The result should be the lines from the one that contains "Serialize everything readable" to the final line of the entries below, copied exactly and with no pictures.

Stored records
'''
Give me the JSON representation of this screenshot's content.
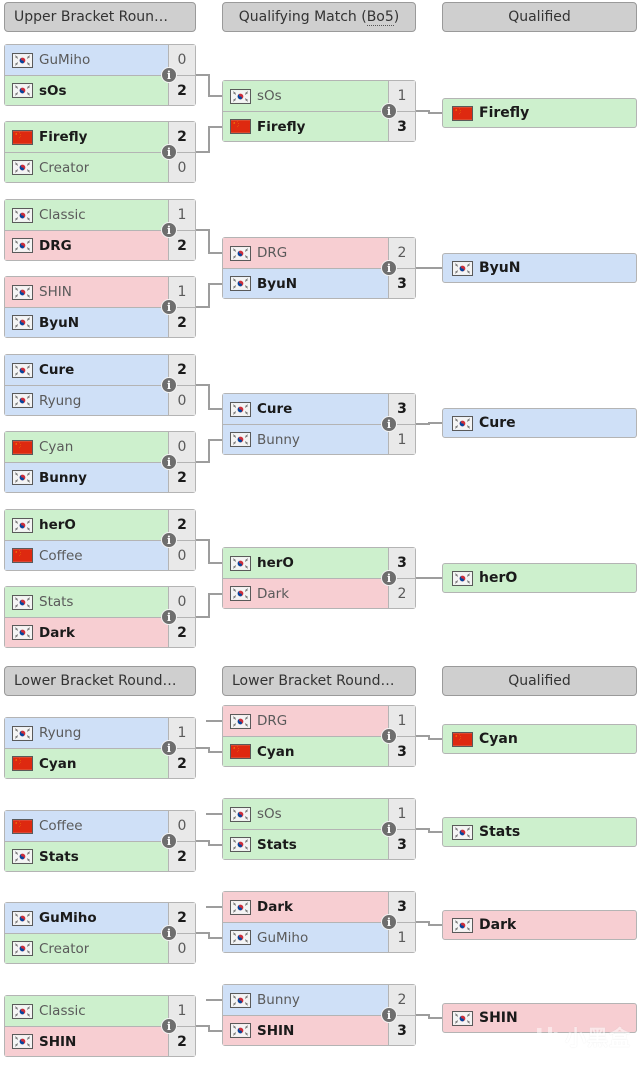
{
  "colors": {
    "terran": "#cfe0f7",
    "protoss": "#cdf0cd",
    "zerg": "#f7ced2",
    "header_bg": "#cfcfcf",
    "score_bg": "#e9e9e9",
    "line": "#9d9d9d",
    "border": "#b4b4b4"
  },
  "headers": [
    {
      "id": "ub-r1",
      "label": "Upper Bracket Roun…"
    },
    {
      "id": "qm",
      "label": "Qualifying Match (",
      "suffix_dotted": "Bo5",
      "suffix_end": ")"
    },
    {
      "id": "qual-1",
      "label": "Qualified"
    },
    {
      "id": "lb-r1",
      "label": "Lower Bracket Round…"
    },
    {
      "id": "lb-r2",
      "label": "Lower Bracket Round…"
    },
    {
      "id": "qual-2",
      "label": "Qualified"
    }
  ],
  "info_label": "i",
  "upper_bracket_round1": [
    {
      "top": {
        "name": "GuMiho",
        "flag": "kr",
        "score": "0",
        "race": "terran",
        "winner": false
      },
      "bottom": {
        "name": "sOs",
        "flag": "kr",
        "score": "2",
        "race": "protoss",
        "winner": true
      }
    },
    {
      "top": {
        "name": "Firefly",
        "flag": "cn",
        "score": "2",
        "race": "protoss",
        "winner": true
      },
      "bottom": {
        "name": "Creator",
        "flag": "kr",
        "score": "0",
        "race": "protoss",
        "winner": false
      }
    },
    {
      "top": {
        "name": "Classic",
        "flag": "kr",
        "score": "1",
        "race": "protoss",
        "winner": false
      },
      "bottom": {
        "name": "DRG",
        "flag": "kr",
        "score": "2",
        "race": "zerg",
        "winner": true
      }
    },
    {
      "top": {
        "name": "SHIN",
        "flag": "kr",
        "score": "1",
        "race": "zerg",
        "winner": false
      },
      "bottom": {
        "name": "ByuN",
        "flag": "kr",
        "score": "2",
        "race": "terran",
        "winner": true
      }
    },
    {
      "top": {
        "name": "Cure",
        "flag": "kr",
        "score": "2",
        "race": "terran",
        "winner": true
      },
      "bottom": {
        "name": "Ryung",
        "flag": "kr",
        "score": "0",
        "race": "terran",
        "winner": false
      }
    },
    {
      "top": {
        "name": "Cyan",
        "flag": "cn",
        "score": "0",
        "race": "protoss",
        "winner": false
      },
      "bottom": {
        "name": "Bunny",
        "flag": "kr",
        "score": "2",
        "race": "terran",
        "winner": true
      }
    },
    {
      "top": {
        "name": "herO",
        "flag": "kr",
        "score": "2",
        "race": "protoss",
        "winner": true
      },
      "bottom": {
        "name": "Coffee",
        "flag": "cn",
        "score": "0",
        "race": "terran",
        "winner": false
      }
    },
    {
      "top": {
        "name": "Stats",
        "flag": "kr",
        "score": "0",
        "race": "protoss",
        "winner": false
      },
      "bottom": {
        "name": "Dark",
        "flag": "kr",
        "score": "2",
        "race": "zerg",
        "winner": true
      }
    }
  ],
  "qualifying_matches": [
    {
      "top": {
        "name": "sOs",
        "flag": "kr",
        "score": "1",
        "race": "protoss",
        "winner": false
      },
      "bottom": {
        "name": "Firefly",
        "flag": "cn",
        "score": "3",
        "race": "protoss",
        "winner": true
      }
    },
    {
      "top": {
        "name": "DRG",
        "flag": "kr",
        "score": "2",
        "race": "zerg",
        "winner": false
      },
      "bottom": {
        "name": "ByuN",
        "flag": "kr",
        "score": "3",
        "race": "terran",
        "winner": true
      }
    },
    {
      "top": {
        "name": "Cure",
        "flag": "kr",
        "score": "3",
        "race": "terran",
        "winner": true
      },
      "bottom": {
        "name": "Bunny",
        "flag": "kr",
        "score": "1",
        "race": "terran",
        "winner": false
      }
    },
    {
      "top": {
        "name": "herO",
        "flag": "kr",
        "score": "3",
        "race": "protoss",
        "winner": true
      },
      "bottom": {
        "name": "Dark",
        "flag": "kr",
        "score": "2",
        "race": "zerg",
        "winner": false
      }
    }
  ],
  "qualified_upper": [
    {
      "name": "Firefly",
      "flag": "cn",
      "race": "protoss"
    },
    {
      "name": "ByuN",
      "flag": "kr",
      "race": "terran"
    },
    {
      "name": "Cure",
      "flag": "kr",
      "race": "terran"
    },
    {
      "name": "herO",
      "flag": "kr",
      "race": "protoss"
    }
  ],
  "lower_bracket_round1": [
    {
      "top": {
        "name": "Ryung",
        "flag": "kr",
        "score": "1",
        "race": "terran",
        "winner": false
      },
      "bottom": {
        "name": "Cyan",
        "flag": "cn",
        "score": "2",
        "race": "protoss",
        "winner": true
      }
    },
    {
      "top": {
        "name": "Coffee",
        "flag": "cn",
        "score": "0",
        "race": "terran",
        "winner": false
      },
      "bottom": {
        "name": "Stats",
        "flag": "kr",
        "score": "2",
        "race": "protoss",
        "winner": true
      }
    },
    {
      "top": {
        "name": "GuMiho",
        "flag": "kr",
        "score": "2",
        "race": "terran",
        "winner": true
      },
      "bottom": {
        "name": "Creator",
        "flag": "kr",
        "score": "0",
        "race": "protoss",
        "winner": false
      }
    },
    {
      "top": {
        "name": "Classic",
        "flag": "kr",
        "score": "1",
        "race": "protoss",
        "winner": false
      },
      "bottom": {
        "name": "SHIN",
        "flag": "kr",
        "score": "2",
        "race": "zerg",
        "winner": true
      }
    }
  ],
  "lower_bracket_round2": [
    {
      "top": {
        "name": "DRG",
        "flag": "kr",
        "score": "1",
        "race": "zerg",
        "winner": false
      },
      "bottom": {
        "name": "Cyan",
        "flag": "cn",
        "score": "3",
        "race": "protoss",
        "winner": true
      }
    },
    {
      "top": {
        "name": "sOs",
        "flag": "kr",
        "score": "1",
        "race": "protoss",
        "winner": false
      },
      "bottom": {
        "name": "Stats",
        "flag": "kr",
        "score": "3",
        "race": "protoss",
        "winner": true
      }
    },
    {
      "top": {
        "name": "Dark",
        "flag": "kr",
        "score": "3",
        "race": "zerg",
        "winner": true
      },
      "bottom": {
        "name": "GuMiho",
        "flag": "kr",
        "score": "1",
        "race": "terran",
        "winner": false
      }
    },
    {
      "top": {
        "name": "Bunny",
        "flag": "kr",
        "score": "2",
        "race": "terran",
        "winner": false
      },
      "bottom": {
        "name": "SHIN",
        "flag": "kr",
        "score": "3",
        "race": "zerg",
        "winner": true
      }
    }
  ],
  "qualified_lower": [
    {
      "name": "Cyan",
      "flag": "cn",
      "race": "protoss"
    },
    {
      "name": "Stats",
      "flag": "kr",
      "race": "protoss"
    },
    {
      "name": "Dark",
      "flag": "kr",
      "race": "zerg"
    },
    {
      "name": "SHIN",
      "flag": "kr",
      "race": "zerg"
    }
  ],
  "watermark": {
    "text": "小黑盒"
  }
}
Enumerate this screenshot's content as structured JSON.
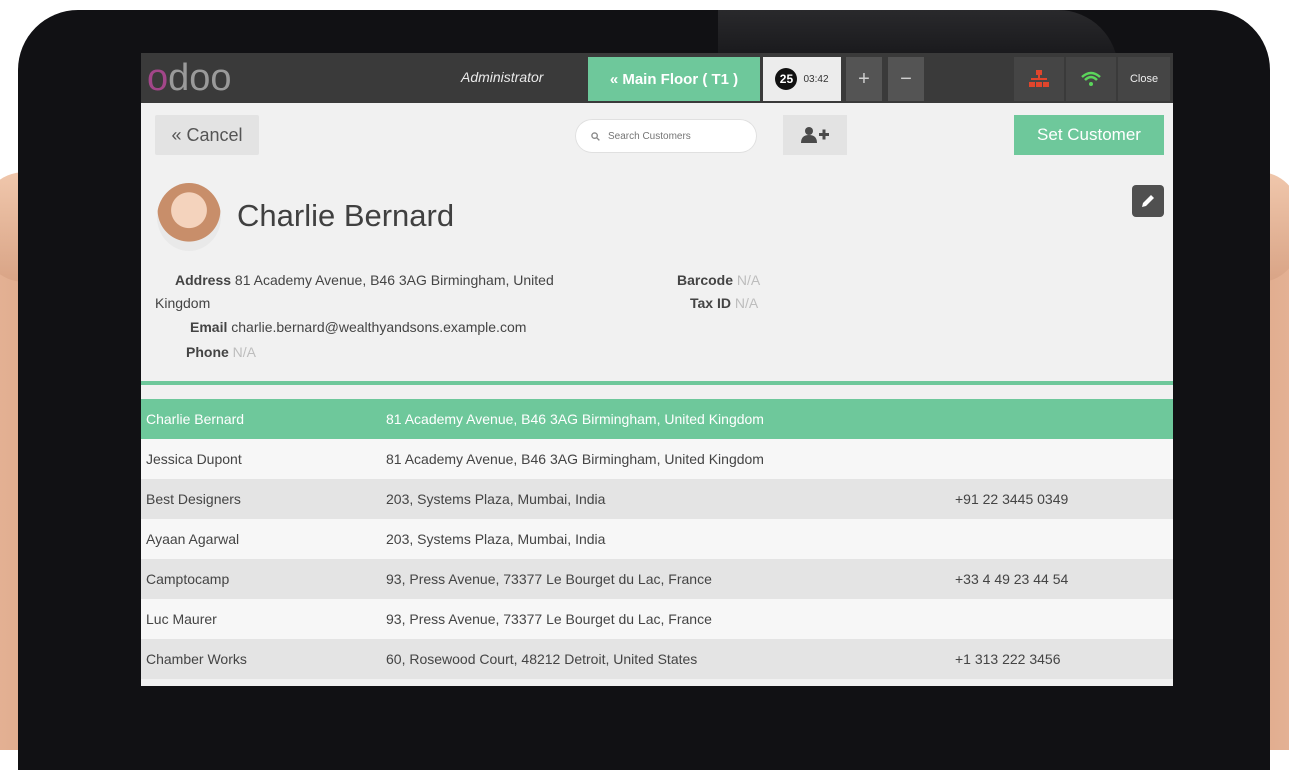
{
  "app": {
    "logo": "odoo",
    "user": "Administrator",
    "floor_button": "« Main Floor ( T1 )",
    "order": {
      "number": "25",
      "time": "03:42"
    },
    "add_order_symbol": "+",
    "remove_order_symbol": "−",
    "close_label": "Close",
    "icons": [
      "sitemap-icon",
      "wifi-icon"
    ],
    "colors": {
      "accent": "#6ec89b",
      "topbar": "#3a3a3a",
      "logo_o": "#a24689"
    }
  },
  "controls": {
    "cancel_label": "« Cancel",
    "search_placeholder": "Search Customers",
    "set_customer_label": "Set Customer"
  },
  "customer": {
    "name": "Charlie Bernard",
    "address_label": "Address",
    "address_line1": "81 Academy Avenue, B46 3AG Birmingham, United",
    "address_line2": "Kingdom",
    "email_label": "Email",
    "email": "charlie.bernard@wealthyandsons.example.com",
    "phone_label": "Phone",
    "phone": "N/A",
    "barcode_label": "Barcode",
    "barcode": "N/A",
    "taxid_label": "Tax ID",
    "taxid": "N/A"
  },
  "list": [
    {
      "name": "Charlie Bernard",
      "address": "81 Academy Avenue, B46 3AG Birmingham, United Kingdom",
      "phone": "",
      "selected": true
    },
    {
      "name": "Jessica Dupont",
      "address": "81 Academy Avenue, B46 3AG Birmingham, United Kingdom",
      "phone": ""
    },
    {
      "name": "Best Designers",
      "address": "203, Systems Plaza, Mumbai, India",
      "phone": "+91 22 3445 0349"
    },
    {
      "name": "Ayaan Agarwal",
      "address": "203, Systems Plaza, Mumbai, India",
      "phone": ""
    },
    {
      "name": "Camptocamp",
      "address": "93, Press Avenue, 73377 Le Bourget du Lac, France",
      "phone": "+33 4 49 23 44 54"
    },
    {
      "name": "Luc Maurer",
      "address": "93, Press Avenue, 73377 Le Bourget du Lac, France",
      "phone": ""
    },
    {
      "name": "Chamber Works",
      "address": "60, Rosewood Court, 48212 Detroit, United States",
      "phone": "+1 313 222 3456"
    }
  ]
}
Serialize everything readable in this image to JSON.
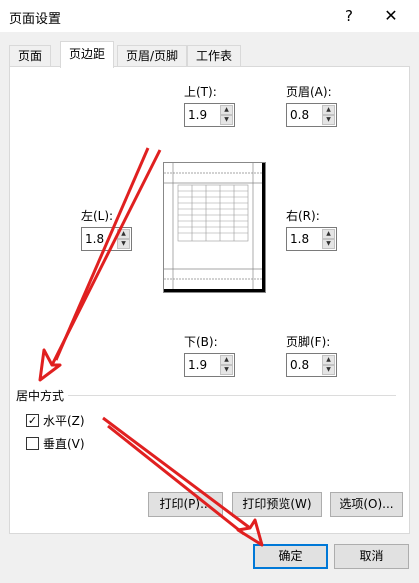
{
  "window": {
    "title": "页面设置",
    "help_label": "?",
    "close_label": "✕"
  },
  "tabs": [
    {
      "label": "页面",
      "active": false
    },
    {
      "label": "页边距",
      "active": true
    },
    {
      "label": "页眉/页脚",
      "active": false
    },
    {
      "label": "工作表",
      "active": false
    }
  ],
  "margins": {
    "top": {
      "label": "上(T):",
      "value": "1.9"
    },
    "header": {
      "label": "页眉(A):",
      "value": "0.8"
    },
    "left": {
      "label": "左(L):",
      "value": "1.8"
    },
    "right": {
      "label": "右(R):",
      "value": "1.8"
    },
    "bottom": {
      "label": "下(B):",
      "value": "1.9"
    },
    "footer": {
      "label": "页脚(F):",
      "value": "0.8"
    }
  },
  "center": {
    "group_label": "居中方式",
    "horizontal": {
      "label": "水平(Z)",
      "checked": true
    },
    "vertical": {
      "label": "垂直(V)",
      "checked": false
    }
  },
  "buttons": {
    "print": "打印(P)...",
    "print_preview": "打印预览(W)",
    "options": "选项(O)...",
    "ok": "确定",
    "cancel": "取消"
  },
  "colors": {
    "annotation_arrow": "#e02020",
    "ok_border": "#0078d7"
  }
}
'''
--- Response to the task ---
Serialize everything readable in this image to JSON.
{
  "window": {
    "title": "页面设置",
    "help_label": "?",
    "close_label": "✕"
  },
  "tabs": [
    {
      "label": "页面",
      "active": false
    },
    {
      "label": "页边距",
      "active": true
    },
    {
      "label": "页眉/页脚",
      "active": false
    },
    {
      "label": "工作表",
      "active": false
    }
  ],
  "margins": {
    "top": {
      "label": "上(T):",
      "value": "1.9"
    },
    "header": {
      "label": "页眉(A):",
      "value": "0.8"
    },
    "left": {
      "label": "左(L):",
      "value": "1.8"
    },
    "right": {
      "label": "右(R):",
      "value": "1.8"
    },
    "bottom": {
      "label": "下(B):",
      "value": "1.9"
    },
    "footer": {
      "label": "页脚(F):",
      "value": "0.8"
    }
  },
  "center": {
    "group_label": "居中方式",
    "horizontal": {
      "label": "水平(Z)",
      "checked": true
    },
    "vertical": {
      "label": "垂直(V)",
      "checked": false
    }
  },
  "buttons": {
    "print": "打印(P)...",
    "print_preview": "打印预览(W)",
    "options": "选项(O)...",
    "ok": "确定",
    "cancel": "取消"
  },
  "colors": {
    "annotation_arrow": "#e02020",
    "ok_border": "#0078d7"
  }
}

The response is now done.